None of them pay me or TTAG to mention them. I recommend them because I’ve studied a lot of these companies and see these three as among the very best. What’s more, all three will begin to pay for your legal defense for self-defense even before an arrest. Years ago, most companies would pay a reimbursement of legal fees incurred only after an acquittal.
Armed Citizens and US Law Shield are both about $130-ish per year. I belong to both. Armed Citizens can recommend an attorney or you can utilize your own. Meanwhile US Law Shield generally requires you to use their contract attorney.
US Law Shield, like US Concealed Carry, covers legal representation in “red flag” hearings. These legal proceeding can happen in states with these laws when someone thinks you’re a danger to yourself or others. A judge temporarily strips you of your gun rights without a hearing and you have to attend a hearing a couple of weeks later to prove your competence to regain your right to keep and bear arms.
And while none of us expects to find ourselves on the receiving end of one of these confiscation orders, knowing you’re covered is priceless for your peace of mind.
In addition to red flag coverage, US Concealed Carry offers comprehensive coverage. But it comes at a sharply higher price.
Think you don’t need legal defense financial protection? Even something as trivial as using pepper spray in self-defense to avoid using lethal force can result in tens of thousands of dollars in legal bills.
You’re in Good Company

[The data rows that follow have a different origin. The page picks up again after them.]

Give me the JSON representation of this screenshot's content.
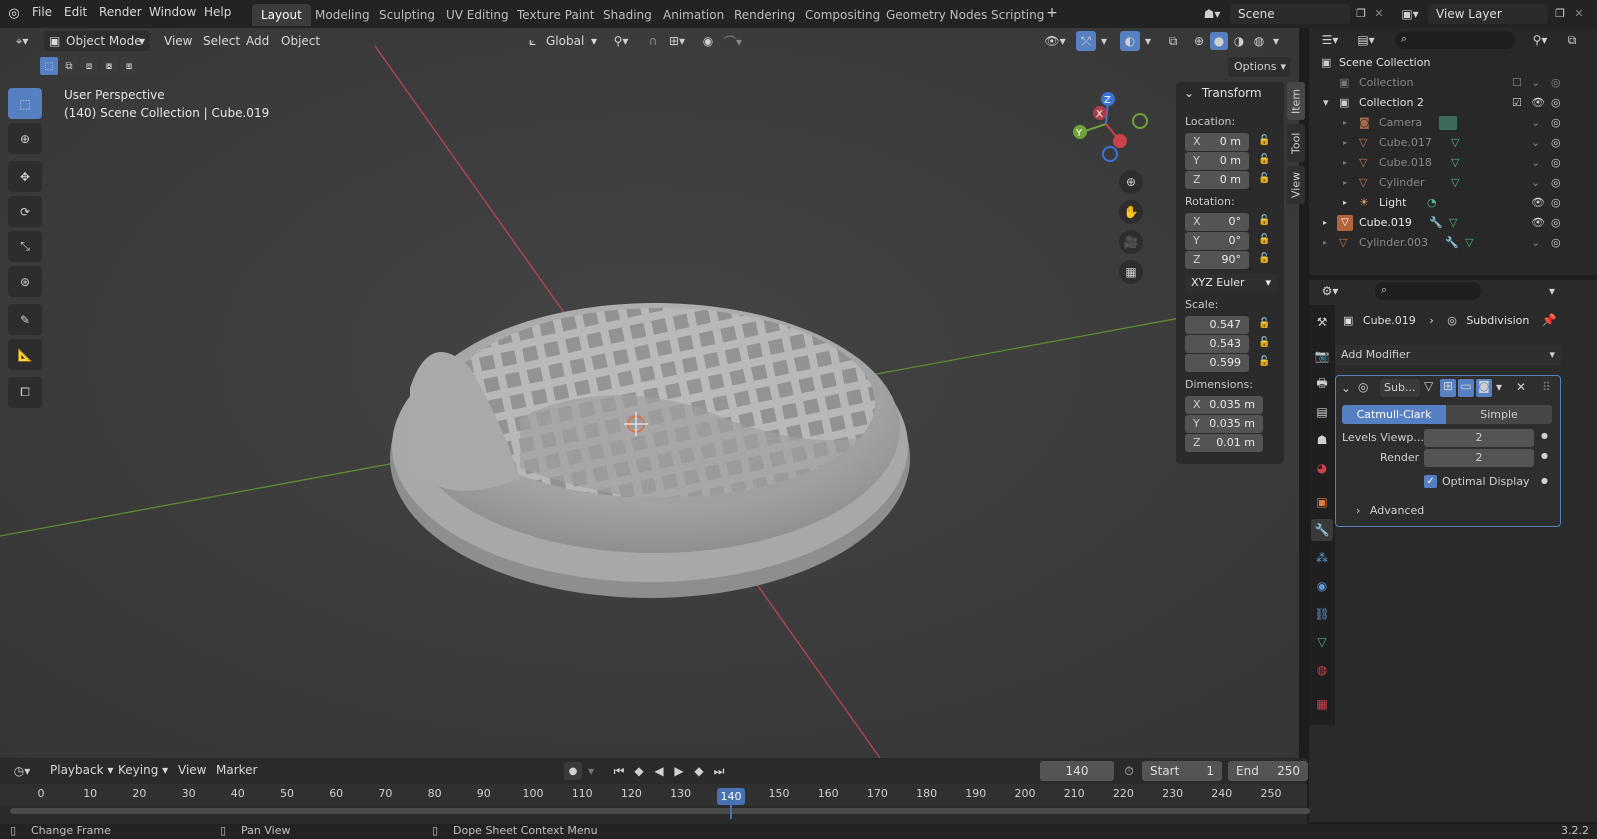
{
  "topbar": {
    "menus": [
      "File",
      "Edit",
      "Render",
      "Window",
      "Help"
    ],
    "tabs": [
      "Layout",
      "Modeling",
      "Sculpting",
      "UV Editing",
      "Texture Paint",
      "Shading",
      "Animation",
      "Rendering",
      "Compositing",
      "Geometry Nodes",
      "Scripting"
    ],
    "active_tab": "Layout",
    "scene": "Scene",
    "view_layer": "View Layer"
  },
  "viewport_header": {
    "mode": "Object Mode",
    "menus": [
      "View",
      "Select",
      "Add",
      "Object"
    ],
    "transform_orientation": "Global",
    "options": "Options"
  },
  "viewport": {
    "perspective": "User Perspective",
    "context": "(140) Scene Collection | Cube.019"
  },
  "npanel": {
    "section": "Transform",
    "location_label": "Location:",
    "location": [
      {
        "axis": "X",
        "value": "0 m"
      },
      {
        "axis": "Y",
        "value": "0 m"
      },
      {
        "axis": "Z",
        "value": "0 m"
      }
    ],
    "rotation_label": "Rotation:",
    "rotation": [
      {
        "axis": "X",
        "value": "0°"
      },
      {
        "axis": "Y",
        "value": "0°"
      },
      {
        "axis": "Z",
        "value": "90°"
      }
    ],
    "rotation_mode": "XYZ Euler",
    "scale_label": "Scale:",
    "scale": [
      "0.547",
      "0.543",
      "0.599"
    ],
    "dimensions_label": "Dimensions:",
    "dimensions": [
      {
        "axis": "X",
        "value": "0.035 m"
      },
      {
        "axis": "Y",
        "value": "0.035 m"
      },
      {
        "axis": "Z",
        "value": "0.01 m"
      }
    ],
    "side_tabs": [
      "Item",
      "Tool",
      "View"
    ]
  },
  "outliner": {
    "root": "Scene Collection",
    "rows": [
      {
        "name": "Collection",
        "dim": true
      },
      {
        "name": "Collection 2",
        "dim": false
      },
      {
        "name": "Camera",
        "dim": true
      },
      {
        "name": "Cube.017",
        "dim": true
      },
      {
        "name": "Cube.018",
        "dim": true
      },
      {
        "name": "Cylinder",
        "dim": true
      },
      {
        "name": "Light",
        "dim": false
      },
      {
        "name": "Cube.019",
        "dim": false
      },
      {
        "name": "Cylinder.003",
        "dim": true
      }
    ]
  },
  "properties": {
    "object": "Cube.019",
    "modifier_breadcrumb": "Subdivision",
    "add_modifier": "Add Modifier",
    "modifier_name": "Sub...",
    "catmull": "Catmull-Clark",
    "simple": "Simple",
    "levels_label": "Levels Viewp...",
    "levels_value": "2",
    "render_label": "Render",
    "render_value": "2",
    "optimal": "Optimal Display",
    "advanced": "Advanced"
  },
  "timeline": {
    "menus": [
      "Playback",
      "Keying",
      "View",
      "Marker"
    ],
    "current_frame": "140",
    "start_label": "Start",
    "start": "1",
    "end_label": "End",
    "end": "250",
    "ticks": [
      "0",
      "10",
      "20",
      "30",
      "40",
      "50",
      "60",
      "70",
      "80",
      "90",
      "100",
      "110",
      "120",
      "130",
      "140",
      "150",
      "160",
      "170",
      "180",
      "190",
      "200",
      "210",
      "220",
      "230",
      "240",
      "250"
    ]
  },
  "status": {
    "change_frame": "Change Frame",
    "pan_view": "Pan View",
    "context_menu": "Dope Sheet Context Menu",
    "version": "3.2.2"
  },
  "colors": {
    "accent": "#5680c2",
    "x_axis": "#c8414b",
    "y_axis": "#6fa33a",
    "z_axis": "#3c73d6"
  }
}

Remember, when you carry your gun for self-defense each day, you join millions of other law-abiding good guys and gals who do the same. Use common sense and practice situational awareness and avoidance and you’ll keep yourself and your family safe and protected. Especially in times like these.